DappRadar has released a report in collaboration with Pacific Meta that highlights Asia’s potential for Web3 gaming dominance. Could Asia be the pacesetter for blockchain integration in gaming?
Asia has more or less always been a crucial continent for the games industry, from development through to esports. As this report mentions, Asia houses an estimated 55% of the world’s gamers, and despite some restrictions and blockers, the trend is strengthening. It makes sense, therefore, that Asia has the potential to exhibit Web3 gaming dominance. But, that isn’t why the report wasn’t surprising to me.
If you have been watching the Web3 gaming industry closely, you’ll have seen a near-endless supply of news from Asian companies. Let me give you just a handful of examples and reasons why Asia is already leading the way:
- Animoca Brands (Hong Kong) is arguably the most influential Web3 gaming organization
- Sony is filing blockchain patents for gaming regularly
- Sky Mavis (Vietnam) of Axie Infinity fame continues to be a force
- Square Enix (Japan) is all-in on blockchain gaming (1, 2, 3, 4, 5, 6 examples)
- Sega (Japan) partnered with Oasys (also Asian)
- WEMADE (South Korea) partnered with Near Protocol
- Alibaba (China) launched a Japan-based Web3 gaming incubator
- NCSoft (South Korea) is working with blockchain
- Netmarble (South Korea) is creating a Web3 ecosystem
- Bandai Namco (Japan) is throwing an enormous sum at the metaverse
These are just the examples off the top of my head and far from an exhaustive list. There are also myriad games and projects in the works.
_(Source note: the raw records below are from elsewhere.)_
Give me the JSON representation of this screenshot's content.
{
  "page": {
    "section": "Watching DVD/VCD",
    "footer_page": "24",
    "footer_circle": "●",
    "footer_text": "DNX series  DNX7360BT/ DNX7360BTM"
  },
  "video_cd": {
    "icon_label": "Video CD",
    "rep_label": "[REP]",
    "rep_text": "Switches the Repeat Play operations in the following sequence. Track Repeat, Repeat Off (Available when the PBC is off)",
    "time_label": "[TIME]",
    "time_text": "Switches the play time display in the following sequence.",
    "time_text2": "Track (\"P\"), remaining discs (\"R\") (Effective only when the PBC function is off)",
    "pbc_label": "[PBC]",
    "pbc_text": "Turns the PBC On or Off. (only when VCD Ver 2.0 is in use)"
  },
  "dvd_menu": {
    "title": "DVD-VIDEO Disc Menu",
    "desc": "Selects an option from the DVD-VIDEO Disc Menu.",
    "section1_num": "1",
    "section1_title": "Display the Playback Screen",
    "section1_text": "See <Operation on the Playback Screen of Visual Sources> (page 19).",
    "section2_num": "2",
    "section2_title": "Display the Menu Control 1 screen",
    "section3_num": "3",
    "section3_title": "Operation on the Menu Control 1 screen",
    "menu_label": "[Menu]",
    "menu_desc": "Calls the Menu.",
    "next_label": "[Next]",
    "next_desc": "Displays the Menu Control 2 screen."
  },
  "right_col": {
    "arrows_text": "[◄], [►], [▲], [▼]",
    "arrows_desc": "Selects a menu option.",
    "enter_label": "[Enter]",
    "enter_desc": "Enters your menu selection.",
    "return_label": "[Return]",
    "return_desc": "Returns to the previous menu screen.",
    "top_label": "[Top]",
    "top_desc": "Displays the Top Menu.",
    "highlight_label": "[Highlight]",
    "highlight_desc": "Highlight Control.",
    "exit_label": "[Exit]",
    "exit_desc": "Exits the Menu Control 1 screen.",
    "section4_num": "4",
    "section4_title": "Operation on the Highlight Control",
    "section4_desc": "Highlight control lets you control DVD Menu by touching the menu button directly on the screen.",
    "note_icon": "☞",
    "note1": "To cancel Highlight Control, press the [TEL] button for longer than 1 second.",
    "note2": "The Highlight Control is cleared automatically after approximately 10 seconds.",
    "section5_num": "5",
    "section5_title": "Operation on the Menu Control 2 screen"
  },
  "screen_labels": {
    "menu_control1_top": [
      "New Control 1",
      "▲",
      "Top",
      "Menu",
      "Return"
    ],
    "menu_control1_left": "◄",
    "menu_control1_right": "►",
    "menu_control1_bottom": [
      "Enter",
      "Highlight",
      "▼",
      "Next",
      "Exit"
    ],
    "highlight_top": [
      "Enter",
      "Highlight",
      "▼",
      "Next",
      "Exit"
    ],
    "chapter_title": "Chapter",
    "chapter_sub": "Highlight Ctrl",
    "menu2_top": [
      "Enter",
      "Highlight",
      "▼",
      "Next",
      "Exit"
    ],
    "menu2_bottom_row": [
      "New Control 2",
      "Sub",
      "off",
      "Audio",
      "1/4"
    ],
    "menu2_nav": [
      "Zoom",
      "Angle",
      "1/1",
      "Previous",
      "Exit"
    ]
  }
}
In the past three to four years, I have reported on Asia’s push into Web3 gaming as much as — but likely more than — any other continent.
It is likely that any tectonic shift in the games industry will have to, at the very least, get the nod of approval from Asia, if the shift isn’t initiated by the continent. Although several Asian countries have been frosty toward crypto as a whole, blockchain technology’s integration into games, as well as its value to the gamer, has not gone unnoticed.
As Asia feels like the homeland of MMORPGs, and blockchain can revolutionize that genre (as I harp on about on the Mint One podcast regularly), I’m particularly pleased to see Asia lead the charge.